Inangahua lies at the northern end of the 60-mile-long Grey-Inangahua Depression, a complex structural feature between predominantly-granite ranges to the east and west. It contains up to 10,000ft of Tertiary and conformably overlying Lower Quaternary sediments, but, because of a general southerly plunge, the preserved thickness diminishes rapidly northwards from 10 miles south of Inangahua, In summary, the sediments consist of basal coal measures, siltstone grading up to limestone, followed by muddy sandstone, further coal measures and thick gravel. The Late Quaternary succession of glacials and interglacials has left a suite of gravel terraces in the valleys.

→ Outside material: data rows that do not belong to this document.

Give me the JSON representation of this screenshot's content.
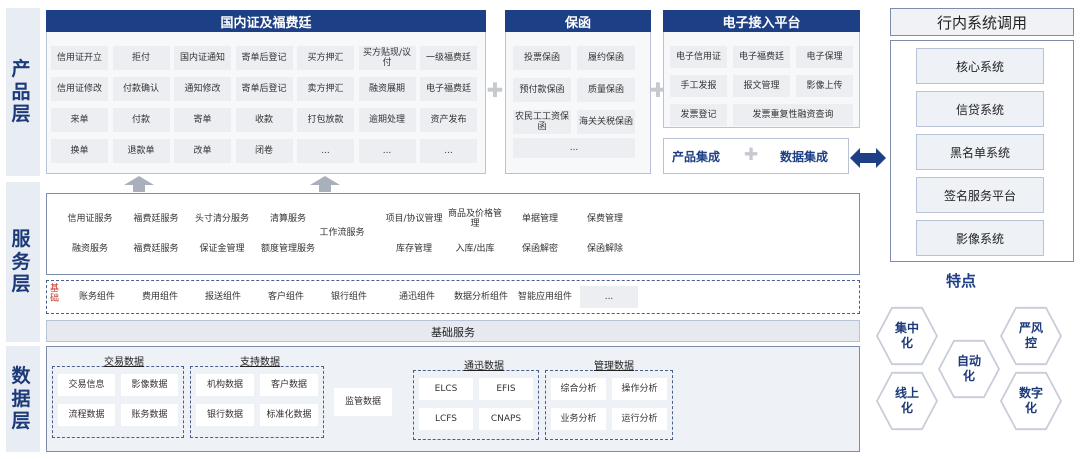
{
  "layers": {
    "product": "产品层",
    "service": "服务层",
    "data": "数据层"
  },
  "domestic": {
    "title": "国内证及福费廷",
    "cells": [
      "信用证开立",
      "拒付",
      "国内证通知",
      "寄单后登记",
      "买方押汇",
      "买方贴现/议付",
      "一级福费廷",
      "信用证修改",
      "付款确认",
      "通知修改",
      "寄单后登记",
      "卖方押汇",
      "融资展期",
      "电子福费廷",
      "来单",
      "付款",
      "寄单",
      "收款",
      "打包放款",
      "逾期处理",
      "资产发布",
      "换单",
      "退款单",
      "改单",
      "闭卷",
      "...",
      "...",
      "..."
    ]
  },
  "guarantee": {
    "title": "保函",
    "cells": [
      "投票保函",
      "履约保函",
      "预付款保函",
      "质量保函",
      "农民工工资保函",
      "海关关税保函",
      "..."
    ]
  },
  "eaccess": {
    "title": "电子接入平台",
    "cells": [
      "电子信用证",
      "电子福费廷",
      "电子保理",
      "手工发报",
      "报文管理",
      "影像上传",
      "发票登记",
      "发票重复性融资查询"
    ]
  },
  "integration": {
    "product": "产品集成",
    "data": "数据集成"
  },
  "services": {
    "cells": [
      "信用证服务",
      "福费廷服务",
      "头寸清分服务",
      "清算服务",
      "工作流服务",
      "项目/协议管理",
      "商品及价格管理",
      "单据管理",
      "保费管理",
      "融资服务",
      "福费廷服务",
      "保证金管理",
      "额度管理服务",
      "库存管理",
      "入库/出库",
      "保函解密",
      "保函解除"
    ],
    "base_label": "基础",
    "components": [
      "账务组件",
      "费用组件",
      "报送组件",
      "客户组件",
      "银行组件",
      "通迅组件",
      "数据分析组件",
      "智能应用组件",
      "..."
    ],
    "foundation": "基础服务"
  },
  "data": {
    "trade": {
      "title": "交易数据",
      "cells": [
        "交易信息",
        "影像数据",
        "流程数据",
        "账务数据"
      ]
    },
    "support": {
      "title": "支持数据",
      "cells": [
        "机构数据",
        "客户数据",
        "银行数据",
        "标准化数据"
      ]
    },
    "supervise": "监管数据",
    "comm": {
      "title": "通迅数据",
      "cells": [
        "ELCS",
        "EFIS",
        "LCFS",
        "CNAPS"
      ]
    },
    "mgmt": {
      "title": "管理数据",
      "cells": [
        "综合分析",
        "操作分析",
        "业务分析",
        "运行分析"
      ]
    }
  },
  "internal": {
    "title": "行内系统调用",
    "systems": [
      "核心系统",
      "信贷系统",
      "黑名单系统",
      "签名服务平台",
      "影像系统"
    ]
  },
  "features": {
    "title": "特点",
    "items": [
      "集中化",
      "严风控",
      "自动化",
      "线上化",
      "数字化"
    ]
  },
  "colors": {
    "primary": "#1d3f86",
    "cell": "#eceef2"
  }
}
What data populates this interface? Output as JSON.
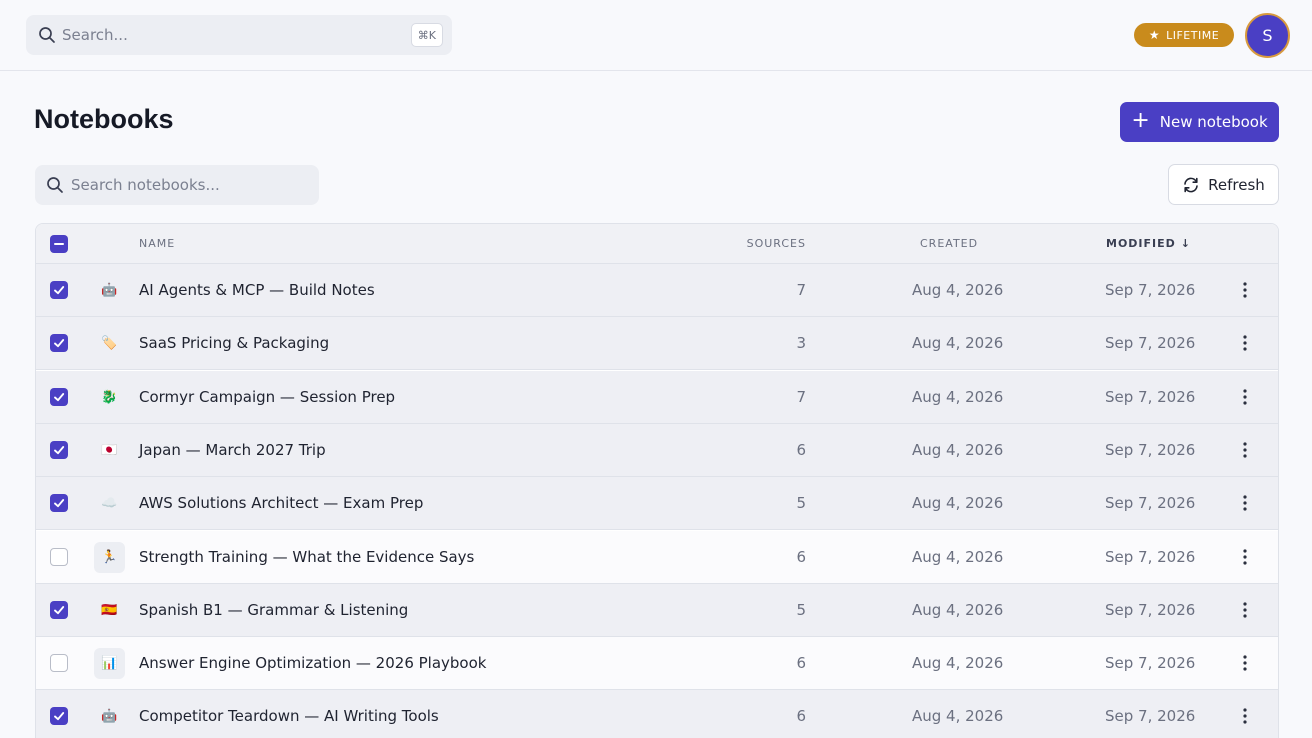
{
  "topbar": {
    "search_placeholder": "Search...",
    "shortcut": "⌘K",
    "plan_badge": "LIFETIME",
    "avatar_initial": "S"
  },
  "page": {
    "title": "Notebooks",
    "new_button": "New notebook",
    "search_placeholder": "Search notebooks...",
    "refresh_button": "Refresh"
  },
  "table": {
    "headers": {
      "name": "NAME",
      "sources": "SOURCES",
      "created": "CREATED",
      "modified": "MODIFIED"
    },
    "sort": {
      "column": "modified",
      "direction": "desc",
      "icon": "arrow-down-icon"
    },
    "rows": [
      {
        "icon": "🤖",
        "name": "AI Agents & MCP — Build Notes",
        "sources": "7",
        "created": "Aug 4, 2026",
        "modified": "Sep 7, 2026",
        "selected": true
      },
      {
        "icon": "🏷️",
        "name": "SaaS Pricing & Packaging",
        "sources": "3",
        "created": "Aug 4, 2026",
        "modified": "Sep 7, 2026",
        "selected": true
      },
      {
        "icon": "🐉",
        "name": "Cormyr Campaign — Session Prep",
        "sources": "7",
        "created": "Aug 4, 2026",
        "modified": "Sep 7, 2026",
        "selected": true
      },
      {
        "icon": "🇯🇵",
        "name": "Japan — March 2027 Trip",
        "sources": "6",
        "created": "Aug 4, 2026",
        "modified": "Sep 7, 2026",
        "selected": true
      },
      {
        "icon": "☁️",
        "name": "AWS Solutions Architect — Exam Prep",
        "sources": "5",
        "created": "Aug 4, 2026",
        "modified": "Sep 7, 2026",
        "selected": true
      },
      {
        "icon": "🏃",
        "name": "Strength Training — What the Evidence Says",
        "sources": "6",
        "created": "Aug 4, 2026",
        "modified": "Sep 7, 2026",
        "selected": false
      },
      {
        "icon": "🇪🇸",
        "name": "Spanish B1 — Grammar & Listening",
        "sources": "5",
        "created": "Aug 4, 2026",
        "modified": "Sep 7, 2026",
        "selected": true
      },
      {
        "icon": "📊",
        "name": "Answer Engine Optimization — 2026 Playbook",
        "sources": "6",
        "created": "Aug 4, 2026",
        "modified": "Sep 7, 2026",
        "selected": false
      },
      {
        "icon": "🤖",
        "name": "Competitor Teardown — AI Writing Tools",
        "sources": "6",
        "created": "Aug 4, 2026",
        "modified": "Sep 7, 2026",
        "selected": true
      }
    ]
  },
  "colors": {
    "accent": "#4a3fc4",
    "badge": "#c98b1c",
    "avatar_ring": "#d89a3e"
  }
}
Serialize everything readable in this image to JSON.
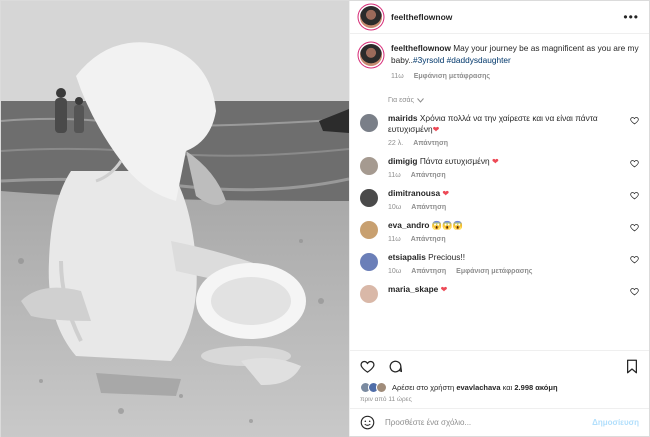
{
  "post": {
    "username": "feeltheflownow",
    "caption_text": "May your journey be as magnificent as you are my baby..",
    "hashtags": "#3yrsold #daddysdaughter",
    "caption_time": "11ω",
    "caption_translate": "Εμφάνιση μετάφρασης",
    "sort_label": "Για εσάς"
  },
  "comments": [
    {
      "user": "mairids",
      "text": "Χρόνια πολλά να την χαίρεστε και να είναι πάντα ευτυχισμένη",
      "heart": "❤",
      "time": "22 λ.",
      "reply": "Απάντηση",
      "translate": "",
      "avatar_color": "#7a7f88"
    },
    {
      "user": "dimigig",
      "text": "Πάντα ευτυχισμένη",
      "heart": "❤",
      "time": "11ω",
      "reply": "Απάντηση",
      "translate": "",
      "avatar_color": "#a59a90"
    },
    {
      "user": "dimitranousa",
      "text": "",
      "heart": "❤",
      "time": "10ω",
      "reply": "Απάντηση",
      "translate": "",
      "avatar_color": "#4a4a4a"
    },
    {
      "user": "eva_andro",
      "text": "😱😱😱",
      "heart": "",
      "time": "11ω",
      "reply": "Απάντηση",
      "translate": "",
      "avatar_color": "#c8a070"
    },
    {
      "user": "etsiapalis",
      "text": "Precious!!",
      "heart": "",
      "time": "10ω",
      "reply": "Απάντηση",
      "translate": "Εμφάνιση μετάφρασης",
      "avatar_color": "#6b7fb8"
    },
    {
      "user": "maria_skape",
      "text": "",
      "heart": "❤",
      "time": "",
      "reply": "",
      "translate": "",
      "avatar_color": "#d9b8a8"
    }
  ],
  "likes": {
    "prefix": "Αρέσει στο χρήστη",
    "user": "evavlachava",
    "middle": "και",
    "count": "2.998 ακόμη",
    "avatar_colors": [
      "#7a8aa0",
      "#4f6da8",
      "#a08c7a"
    ]
  },
  "posted_when": "πριν από 11 ώρες",
  "add_comment": {
    "placeholder": "Προσθέστε ένα σχόλιο...",
    "post_label": "Δημοσίευση"
  }
}
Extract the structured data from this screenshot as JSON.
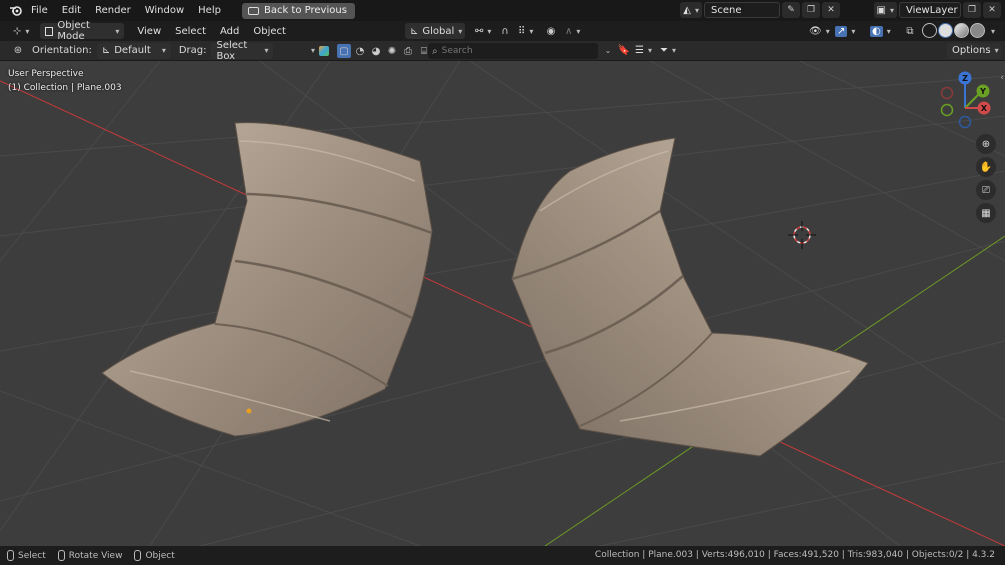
{
  "topbar": {
    "menus": [
      "File",
      "Edit",
      "Render",
      "Window",
      "Help"
    ],
    "back_button": "Back to Previous",
    "scene_name": "Scene",
    "view_layer": "ViewLayer"
  },
  "header1": {
    "mode": "Object Mode",
    "menus": [
      "View",
      "Select",
      "Add",
      "Object"
    ],
    "transform_orientation": "Global"
  },
  "header2": {
    "orientation_label": "Orientation:",
    "orientation_value": "Default",
    "drag_label": "Drag:",
    "drag_value": "Select Box",
    "search_placeholder": "Search",
    "options_label": "Options"
  },
  "viewport": {
    "perspective": "User Perspective",
    "context": "(1) Collection | Plane.003",
    "gizmo_axes": [
      "Z",
      "Y",
      "X"
    ],
    "colors": {
      "background": "#3d3d3d",
      "x_axis": "#c83a3a",
      "y_axis": "#6a9a23",
      "cushion": "#a89a89"
    }
  },
  "statusbar": {
    "select": "Select",
    "rotate": "Rotate View",
    "object": "Object",
    "collection": "Collection",
    "object_name": "Plane.003",
    "verts": "Verts:496,010",
    "faces": "Faces:491,520",
    "tris": "Tris:983,040",
    "objects": "Objects:0/2",
    "version": "4.3.2"
  }
}
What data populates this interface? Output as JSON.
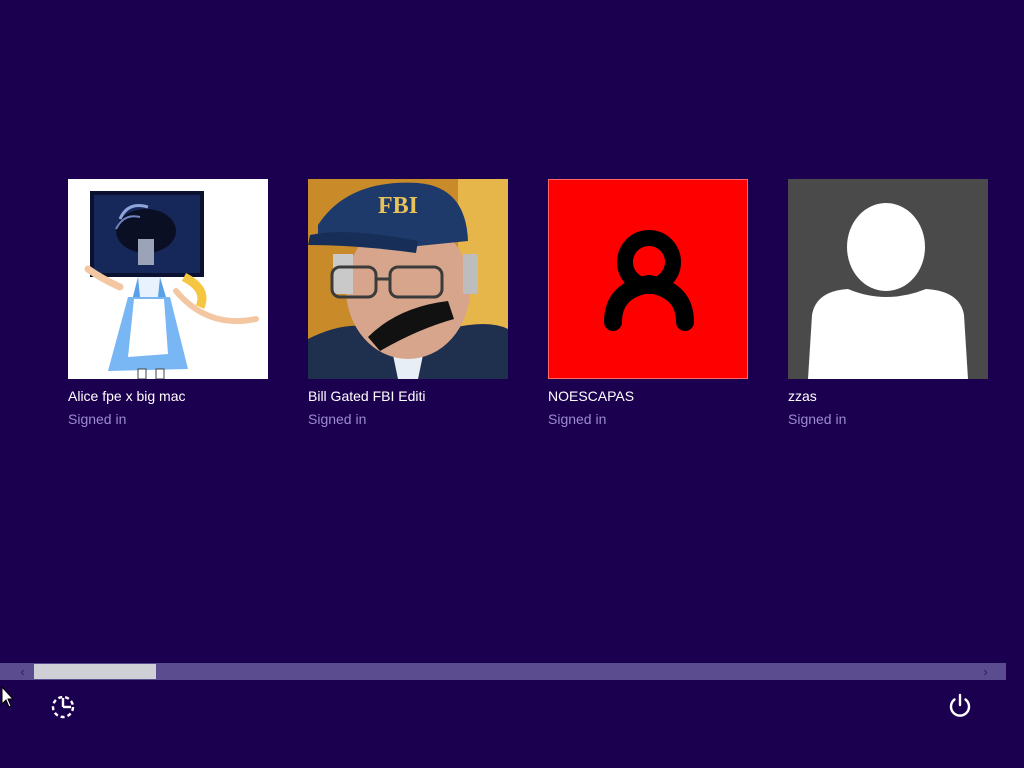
{
  "accounts": [
    {
      "name": "Alice fpe x big mac",
      "status": "Signed in",
      "avatar_icon": "alice-cartoon-avatar"
    },
    {
      "name": "Bill Gated FBI Editi",
      "status": "Signed in",
      "avatar_icon": "fbi-cap-portrait-avatar"
    },
    {
      "name": "NOESCAPAS",
      "status": "Signed in",
      "avatar_icon": "red-user-symbol-avatar",
      "avatar_color": "#ff0000"
    },
    {
      "name": "zzas",
      "status": "Signed in",
      "avatar_icon": "default-user-silhouette-avatar",
      "avatar_color": "#4a4a4a"
    }
  ],
  "colors": {
    "background": "#1c0050",
    "status_text": "#9c8bd0",
    "scrollbar_track": "#5b4b8f",
    "scrollbar_thumb": "#cfcfd6"
  },
  "footer": {
    "ease_of_access_icon": "ease-of-access-icon",
    "power_icon": "power-icon"
  },
  "scrollbar": {
    "left_arrow": "‹",
    "right_arrow": "›"
  }
}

LENSEN, G. J. 1958: Rationalised Fault Interpretation. N. Z. Jl. Geol. Geophys. 1: 307 - 17
LENSEN, G. J. 1968: Suggestions for Monitoring Deformation on the Wellington Fault and in the Wellington Region, (with discussion on Earthquake Reduction). N. Z. Geol. Surv. Report 28.
SUGGATE, R. P. 1957: The Geology of the Reefton Subdivision. N.Z.Geol. Surv. Bull. n. s. 56.
SUGGATE, R. P. 1965: Late Pleistocene Geology of the Northern Part of the South Island, New Zealand. N.Z. Geol. Surv. Bull. n. s. 77.
Copyright (c) 1969 G. J. Lensen, R. P. Suggate
This work is licensed under a Creative Commons Attribution 4.0 International License.